* [ASSIGNMENT]
Please show every line in the entries below that includes the word "hours".

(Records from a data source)

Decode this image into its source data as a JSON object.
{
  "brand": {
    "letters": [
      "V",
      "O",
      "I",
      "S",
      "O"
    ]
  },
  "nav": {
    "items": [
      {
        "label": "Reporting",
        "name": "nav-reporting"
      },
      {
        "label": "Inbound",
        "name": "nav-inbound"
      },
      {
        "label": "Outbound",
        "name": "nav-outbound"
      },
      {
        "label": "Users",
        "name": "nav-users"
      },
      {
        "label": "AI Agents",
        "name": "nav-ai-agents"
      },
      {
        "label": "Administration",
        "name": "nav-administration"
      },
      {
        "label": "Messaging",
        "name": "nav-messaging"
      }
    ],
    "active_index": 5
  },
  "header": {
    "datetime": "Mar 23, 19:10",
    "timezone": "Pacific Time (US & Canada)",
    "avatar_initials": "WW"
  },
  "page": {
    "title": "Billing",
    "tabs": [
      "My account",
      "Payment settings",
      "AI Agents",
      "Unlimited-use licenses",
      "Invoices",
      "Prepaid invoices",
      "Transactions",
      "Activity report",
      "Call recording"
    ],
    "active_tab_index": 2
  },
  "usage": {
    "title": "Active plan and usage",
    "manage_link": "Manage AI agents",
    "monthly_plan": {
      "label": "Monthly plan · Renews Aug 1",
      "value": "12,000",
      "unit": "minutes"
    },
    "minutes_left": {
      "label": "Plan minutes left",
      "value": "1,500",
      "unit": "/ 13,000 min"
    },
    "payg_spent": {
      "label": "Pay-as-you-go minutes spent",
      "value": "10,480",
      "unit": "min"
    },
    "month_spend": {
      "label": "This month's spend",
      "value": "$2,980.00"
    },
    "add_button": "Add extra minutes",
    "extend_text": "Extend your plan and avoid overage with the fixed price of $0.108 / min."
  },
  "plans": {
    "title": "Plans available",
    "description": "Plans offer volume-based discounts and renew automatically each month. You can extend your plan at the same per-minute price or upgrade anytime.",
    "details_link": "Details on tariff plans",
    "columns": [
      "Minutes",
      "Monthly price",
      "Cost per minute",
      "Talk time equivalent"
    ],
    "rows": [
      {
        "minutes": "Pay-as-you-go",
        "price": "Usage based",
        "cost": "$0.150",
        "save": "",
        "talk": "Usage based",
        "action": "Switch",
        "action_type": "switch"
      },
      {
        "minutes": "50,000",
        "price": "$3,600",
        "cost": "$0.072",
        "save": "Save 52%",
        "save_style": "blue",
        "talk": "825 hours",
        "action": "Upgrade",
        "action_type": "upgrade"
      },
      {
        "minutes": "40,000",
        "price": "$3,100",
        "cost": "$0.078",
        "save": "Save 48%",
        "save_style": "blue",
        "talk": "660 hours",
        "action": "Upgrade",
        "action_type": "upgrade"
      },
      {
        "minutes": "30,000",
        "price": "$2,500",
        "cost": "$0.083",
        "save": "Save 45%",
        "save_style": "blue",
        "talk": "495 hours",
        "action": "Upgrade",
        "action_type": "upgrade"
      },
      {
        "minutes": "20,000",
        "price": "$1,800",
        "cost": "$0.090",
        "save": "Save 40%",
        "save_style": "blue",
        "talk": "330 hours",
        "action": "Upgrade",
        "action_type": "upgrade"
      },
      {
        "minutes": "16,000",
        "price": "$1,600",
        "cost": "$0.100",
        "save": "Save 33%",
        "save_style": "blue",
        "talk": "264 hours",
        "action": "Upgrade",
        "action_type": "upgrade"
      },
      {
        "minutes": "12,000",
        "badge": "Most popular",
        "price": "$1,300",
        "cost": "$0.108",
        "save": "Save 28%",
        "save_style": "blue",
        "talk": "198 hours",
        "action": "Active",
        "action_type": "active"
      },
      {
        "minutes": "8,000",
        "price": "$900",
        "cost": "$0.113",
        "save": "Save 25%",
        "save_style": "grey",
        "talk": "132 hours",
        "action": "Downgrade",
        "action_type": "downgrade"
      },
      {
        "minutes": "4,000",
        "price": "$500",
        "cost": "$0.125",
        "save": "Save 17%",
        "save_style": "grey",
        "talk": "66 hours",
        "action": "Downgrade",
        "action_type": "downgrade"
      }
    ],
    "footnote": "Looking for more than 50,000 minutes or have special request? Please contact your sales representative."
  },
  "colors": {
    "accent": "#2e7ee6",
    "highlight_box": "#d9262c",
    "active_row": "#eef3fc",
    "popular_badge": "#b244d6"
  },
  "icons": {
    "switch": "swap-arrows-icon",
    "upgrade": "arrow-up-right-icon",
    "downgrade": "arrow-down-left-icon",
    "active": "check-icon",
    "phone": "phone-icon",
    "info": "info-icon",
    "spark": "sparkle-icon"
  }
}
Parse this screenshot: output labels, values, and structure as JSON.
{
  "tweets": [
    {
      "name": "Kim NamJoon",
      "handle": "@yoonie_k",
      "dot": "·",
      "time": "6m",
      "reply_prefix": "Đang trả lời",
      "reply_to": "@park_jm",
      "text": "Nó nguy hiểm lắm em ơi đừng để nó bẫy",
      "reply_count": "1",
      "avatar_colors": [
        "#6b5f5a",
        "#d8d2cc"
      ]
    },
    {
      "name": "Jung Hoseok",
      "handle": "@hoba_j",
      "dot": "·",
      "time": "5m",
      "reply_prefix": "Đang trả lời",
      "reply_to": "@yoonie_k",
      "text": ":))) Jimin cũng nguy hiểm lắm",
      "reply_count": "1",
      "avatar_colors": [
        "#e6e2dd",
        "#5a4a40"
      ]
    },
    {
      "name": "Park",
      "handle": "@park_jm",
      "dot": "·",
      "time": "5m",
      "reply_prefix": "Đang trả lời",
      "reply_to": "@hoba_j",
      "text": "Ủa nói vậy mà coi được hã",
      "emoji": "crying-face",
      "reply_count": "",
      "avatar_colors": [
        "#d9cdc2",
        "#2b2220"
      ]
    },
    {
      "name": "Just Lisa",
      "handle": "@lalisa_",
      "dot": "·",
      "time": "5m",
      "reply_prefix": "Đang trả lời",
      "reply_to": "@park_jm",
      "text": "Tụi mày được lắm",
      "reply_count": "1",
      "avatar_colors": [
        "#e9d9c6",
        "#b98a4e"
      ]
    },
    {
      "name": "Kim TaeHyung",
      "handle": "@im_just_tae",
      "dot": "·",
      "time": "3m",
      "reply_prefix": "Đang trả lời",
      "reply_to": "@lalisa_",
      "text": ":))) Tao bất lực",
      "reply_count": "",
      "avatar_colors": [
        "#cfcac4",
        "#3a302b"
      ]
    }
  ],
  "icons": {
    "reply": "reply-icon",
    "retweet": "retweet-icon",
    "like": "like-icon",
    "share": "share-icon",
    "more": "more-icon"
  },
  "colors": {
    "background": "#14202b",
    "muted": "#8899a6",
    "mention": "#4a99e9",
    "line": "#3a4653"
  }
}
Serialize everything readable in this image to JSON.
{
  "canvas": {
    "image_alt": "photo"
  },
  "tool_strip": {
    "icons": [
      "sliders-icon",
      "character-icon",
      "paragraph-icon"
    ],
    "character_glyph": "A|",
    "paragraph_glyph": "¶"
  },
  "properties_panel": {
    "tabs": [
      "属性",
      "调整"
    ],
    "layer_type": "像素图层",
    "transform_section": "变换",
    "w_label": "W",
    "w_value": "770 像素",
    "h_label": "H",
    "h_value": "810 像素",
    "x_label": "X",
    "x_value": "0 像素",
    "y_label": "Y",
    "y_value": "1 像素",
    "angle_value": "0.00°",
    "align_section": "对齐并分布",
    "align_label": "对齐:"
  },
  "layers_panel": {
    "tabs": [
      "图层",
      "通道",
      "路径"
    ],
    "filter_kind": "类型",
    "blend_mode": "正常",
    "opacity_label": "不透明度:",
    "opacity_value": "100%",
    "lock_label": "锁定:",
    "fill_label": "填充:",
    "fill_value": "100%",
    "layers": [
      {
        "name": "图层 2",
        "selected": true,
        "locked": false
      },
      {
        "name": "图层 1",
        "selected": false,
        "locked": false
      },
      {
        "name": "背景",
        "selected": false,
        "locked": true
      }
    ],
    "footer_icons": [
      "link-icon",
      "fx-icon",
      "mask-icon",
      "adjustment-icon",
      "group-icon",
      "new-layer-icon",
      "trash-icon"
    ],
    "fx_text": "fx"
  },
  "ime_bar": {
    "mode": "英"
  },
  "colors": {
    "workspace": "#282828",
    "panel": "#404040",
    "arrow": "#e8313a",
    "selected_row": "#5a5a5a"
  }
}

* [FINAL ANSWER]
        "talk": "825 hours",
        "talk": "660 hours",
        "talk": "495 hours",
        "talk": "330 hours",
        "talk": "264 hours",
        "talk": "198 hours",
        "talk": "132 hours",
        "talk": "66 hours",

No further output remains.